Life is hard. Sometimes we prefer the easiest path – one without suffering or pain or sorrow. But Jesus tells us we all must carry our crosses if we are to follow him.
You’ve heard it said, there is no resurrection without the cross.
This week Jesus is being tempted by the devil in the desert, seduced by three temptations (the three-p’s): pleasure, power, and prestige.
Jesus is tested -- all the way up to Calvary and the cross.
And, as we know, he always takes the high road. And he always passes the test.
How do we deal with temptation? How do we deal with evil? How do we deal with the devil?
We hear in the Lord’s Prayer, “lead us not into temptation.”
How does God “lead” us into temptation? It is a question some may ask.
God doesn’t lead us into temptation. The Evil one does.
And we need God’s protection to battle the snares of the devil.

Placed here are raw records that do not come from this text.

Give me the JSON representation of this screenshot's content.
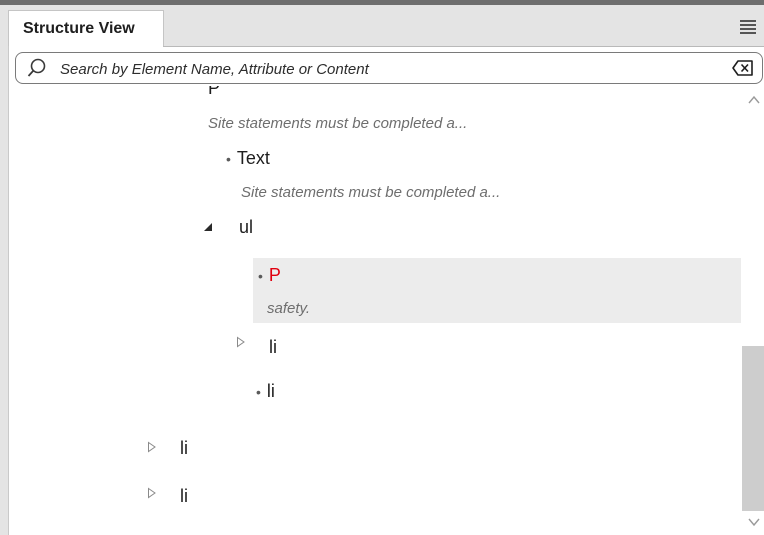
{
  "panel": {
    "tab_label": "Structure View",
    "menu_icon": "hamburger-menu-icon"
  },
  "search": {
    "placeholder": "Search by Element Name, Attribute or Content",
    "value": "",
    "icon": "search-icon",
    "clear_icon": "clear-backspace-icon"
  },
  "tree": {
    "nodes": [
      {
        "tag": "P",
        "content": "Site statements must be completed a..."
      },
      {
        "tag": "Text",
        "content": "Site statements must be completed a..."
      },
      {
        "tag": "ul",
        "expanded": true
      },
      {
        "tag": "P",
        "content": "safety.",
        "selected": true,
        "color": "#e0000f"
      },
      {
        "tag": "li",
        "expanded": false
      },
      {
        "tag": "li"
      },
      {
        "tag": "li",
        "expanded": false
      },
      {
        "tag": "li",
        "expanded": false
      }
    ]
  },
  "colors": {
    "selected_tag": "#e0000f",
    "selected_row_bg": "#ececec",
    "scrollbar_thumb": "#cdcdcd"
  }
}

First, the antidotes to the devil’s temptations of pleasure, power and prestige are the three pillars of our Lenten journey: fasting, prayer and almsgiving, the first fruits of our relationship with God.
Fasting helps us to conquer the sin of pleasure.
Almsgiving (without anyone noticing) helps us to conquer the sin of prestige.
Lent is a time to call us back to these disciplines as we enter our own deserts.
In Luke’s Gospel we see a bunch of scenes of Satan trying to regain control of the world by taking away the word of God from people’s hearts.
Jesus is fasting and praying as he walks in the desert, facing the devil’s temptations, and all the while he is discerning a new way of living – a way totally focused on serving to the poor and marginalized, the outcast and outlaw, the despised and disposed.
Jesus is about to build a community on a foundation of love and mercy.
This is the way of Jesus.
Luke's Gospel ties nicely to today's first reading from Deuteronomy.
Each of Jesus’ temptations was faced by the Hebrew people during their 40-year Exodus in the desert.
They were tempted to believe that God had abandoned them or that they were being punished by God.
Do we sometimes feel that way as we wander through our own personal deserts?
Our faith life must always be one of continual idol-busting. Because God is not some puppet or creature under our control. God is always bigger than we can imagine.
We are not called to a one-sided objectification of God, but instead each of us is called into authentic relationship with God, a personal relationship with Jesus.
Do you have an intimate relationship with Christ?
Then there’s the devil. Yes, the devil is real and continually tempting us.
Truth is some people feel uncomfortable talking about the devil. The concept smacks of ancient superstition for many. But whether or not we believe in the devil, we can all agree evil is real.
God is found in the brave actions of the men and women of Ukraine defending their nation by laying down their bodies in front of tanks. God is found in the brave leadership of a young President who believes he might die leading his country. God is found in our prayers for Ukraine, our almsgiving to the peoples there, and our fasting for peace on Ash Wednesday as Pope Francis asked us to do.
Evil is found in the bombing of civilian (not military) targets to grow an oppressor's empire. Evil is found in Russian missiles terrorizing old people, mothers with children and young men who have never experienced war. Evil is found in the lies told to Russian soldiers about how they will be received in Ukraine.
Take for instance the last text message found on the cell phone of teenage Russian soldier moments after his death.
“Mom, I’m in Ukraine. There’s a real war raging here. I’m afraid. We are bombing all the cities together even targeting civilians. We were told that they would welcome us. And they are falling under our armored vehicles. They’re throwing themselves under the wheels and not allowing us to pass. They call us Fascists. Momma, this is so hard.”
Moments after sending this text to his mother the young soldier was killed.
Compare that to a viral video showing the humanity of Ukrainians feeding a hungry captured Russian soldier and letting him call home to his mother on a video chat.
As we walk through the desert on our own 40-day Lenten journey, we will face temptations, too. The temptation to look away from the misery and suffering. The temptation to be ambivalent to the struggles of people in faraway lands. The temptation to demonize young Russian soldiers instead of understanding they were lied to by their leaders.
Temptations supplant God with idol worship of our own making. It lulls us into thinking what’s bad is good and what’s good is bad. It warps our souls and brings about death and destruction.
We do this through fasting, prayer, and almsgiving. These Lenten practices are the path to salvation, and antidotes to the temptations of pleasure, power, and prestige.
Christ shows us today how to effectively rebuke the devil and turn away from his evil ways.
Jesus shows us his way, the only way – to choose the road that leads up to Calvary. The only real high road.